Usually, when things go wrong with a payment you would contact the company with whom you have a contract. So, for example if you buy a jumper from a shop and it has taken two payments you would contact the shop.
However, Visa has stated that customers affected by the issues should contact their banks. There is still confusion around regarding what you should do. But in reality, given the current advice (which is not much) from Visa and banks you should contact your bank in the first instance.
Visa made a statement on Twitter on 02 June 2018. It has not tweeted since (as of 07 June 2018) except to respond to all queries with details for the customer services team.
We’re aware some cardholders may have pending transactions that could be limiting their spending ability. We are working with your banks to resolve this. You should not be charged for transactions that did not complete https://t.co/UNLaJHixV7
— Visa UK (@VisaUK) June 2, 2018
In order to claim you will need to show copies of the transactions and any other evidence to show it was failure and should not have gone through. You should have been given a “receipt” to show that the transaction was cancelled. In the case of online purchases, you won’t necessarily have this but you will have a copy of the actual purchase if it finally went through. Show the copy of the receipt from where you paid in cash too.
You should allow 7 days for pending transactions to leave from your account. So it may be worth you checking with your bank to speed up the cancellation of any pending ones.
You should also send copies of anything that proves you were left out of pocket too. So for example, phone calls regarding the issue, bank charges because you went overdrawn due to the bank taking too much money etc.
If you don’t get satisfaction form the bank’s customer service, or let’s face it they are going to be a bit busy and you want to get to the front of the queue you can contact the CEO. Contact details for banks can be found here on the ceoemail.com website. You won’t get a response from the CEO but it will be escalated to his or her team.
Government interest in the VISA outage
There has been much discussion, including calls for the CEO of Visa Europe to face questions from Parliament. Nicky Morgan the Treasury Committee chairman wrote to the Visa CEO asking a number of questions. Visa has until 15 June 2018 to respond.
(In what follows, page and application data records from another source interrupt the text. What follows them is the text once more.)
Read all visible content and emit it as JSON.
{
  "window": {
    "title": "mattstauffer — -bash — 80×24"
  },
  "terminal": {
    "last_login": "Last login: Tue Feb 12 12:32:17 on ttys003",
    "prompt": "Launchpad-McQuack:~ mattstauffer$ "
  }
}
After this time if the responses are not satisfactory Morgan has said that the CEO, Charlotte Hogg may be requested to provide oral evidence.
Hogg has been asked:
- To explain what is being done to prevent anything like this happening again.
- To specify how many cards were affected once the issue was resolved.
- If any customers had money leave from their accounts despite the transactions not being completed. (We now know that they have so the question should be how many).
- If both customers and businesses will receive compensation due to the inconvenience. (It is worth noting that many businesses lost huge amounts of money in lost trade and they will more than likely seek to claim their losses. Whether Visa will publicly announce their plans to do this or wait for customers and businesses to request this to lessen the amount they pay out remains to be seen!)
Visa and humour
Whilst thousands of consumers and businesses struggled on Friday some people used the issue to show off some brilliant wit! I love these:
— Nick Harvey (@mrnickharvey) June 1, 2018
and if you go to the thread on this one the replies are pretty good too!
While #Visa payments are down, we should spare a thought for all the retail workers who will have to feign amusement as every customer without fail remarks that they 'guess it must be free then'.
— Ryan Barrett (@Ryanbrrtt) June 1, 2018
However, the Visa social media showed none of the humour displayed from KFC earlier in the year when they faced complaints about no chicken.
Hi Susan. Our consumer enquiries team are on hand to answer your questions. Please contact the team on email@example.com
— Visa UK (@VisaUK) June 7, 2018
This response was the standard response to every query since the outage! So don’t expect help from the Visa social media team!